Sidestepping Chevron: Reframing Agency Deference for an Era of Private Governance

April 29th, 2011

An interesting note in the Georgetown Law Journal by Aaron Cooper on the continued viability of Chevron deference in a world where regulatory decision making is largely privatized, and not democratically “appointed” actors! Here is the abstract:

Judicial interpretation of regulatory standards generally relies on the presumption that agencies are politically accountable and democratically “appointed” actors. As a result, courts defer to reasonable agency interpretations of ambiguous statutory language. This presumption, however, is severely outdated. The regulatory arena is replete with the privatization of regulatory decision making, which puts the current approach to agency deference in question. This Note seeks to address the changing nature of the regulatory framework by suggesting a modification of agency deference doctrine that accounts for the increasingly active role played by private parties in public governance. In proposing a new framework for agency deference in cases of private delegation, the Note explores parallels between agency deference and the non-delegation doctrine, addresses the relationship of agency deference to the separation of powers and the fragmentation of the political branches, and seeks to reinstate the judiciary as a primary expositor of statutory meaning in the private delegation context.

What does Cooper mean by private governance?

Across the board, regulation is increasingly performed by private actors under privately set standards.1 Well-known examples include the privatization of public military force—the most notorious including the use of Blackwater security guards in the Iraq reconstruction effort2; the privatization of detention facilities, both prisons and immigration detention centers3; and the privatization of domain-naming rights for the Internet, through the Internet Corporation for Assigned Names and Numbers (ICANN).4 This privatization has always caused discomfort for some, particularly when the government appears to delegate the protection of traditionally public values to private entities, and extends to some of our most democratic institutions.5 The anxiety over privatization is pervasive, and in the words of one commentator, has created a ―crisis of legitimacy‖ for the administrative state.

And what does he suggest? Instead of the Chevron Two-Step, he proposes a Chevron Sidestep 🙂

As regards a deference framework that was justified at its inception by the institutional competence and constitutional legitimacy of agencies, what happens when agencies are no longer the only—or the most important—institutions in the picture?
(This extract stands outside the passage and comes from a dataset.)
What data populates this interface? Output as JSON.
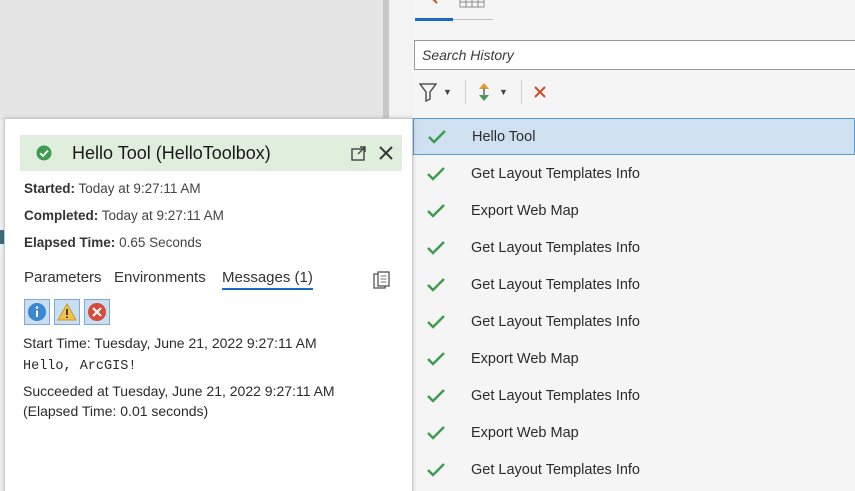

How is it that the private delegation model once vigorously rejected by the Court in Schechter Poultry goes unquestioned now? How can, and how should, Chevron deference account for these inconsistencies?

This Note will seek to answer these questions by proposing a new deference framework for review of regulatory interpretive decisions that function as private delegations. Part I first revisits the Court‘s rejection of private delegations in the pre-New Deal era, as exemplified in Schechter Poultry and Carter Coal, and notes the similarity between these rejected delegations and the various ways in which privatization operates now. Part I then develops a classification for identifying the various methods of private delegation based on congressional intent and political accountability, the mainstays of standard deference doctrine. Part II offers a possible explanation for why the rebirth of private delegations has taken place without a similar outcry from courts, and suggests that the replacement of a strict nondelegation doctrine with prodelegation Chevron deference is partly responsible. Part III documents how this metamorphosis of the regulatory state tends to undermine Chevron‘s central justifications. Part IV explores the fallout: what role should courts play in Chevron‘s absence, and how can a new deference doctrine mediate between political necessity and values inherent in the Constitution and the rule of law? Part IV then proposes a new ―persuasive deference‖ framework, in the vein of Skidmore deference, as a potential resolution.

H/T Legal History Blog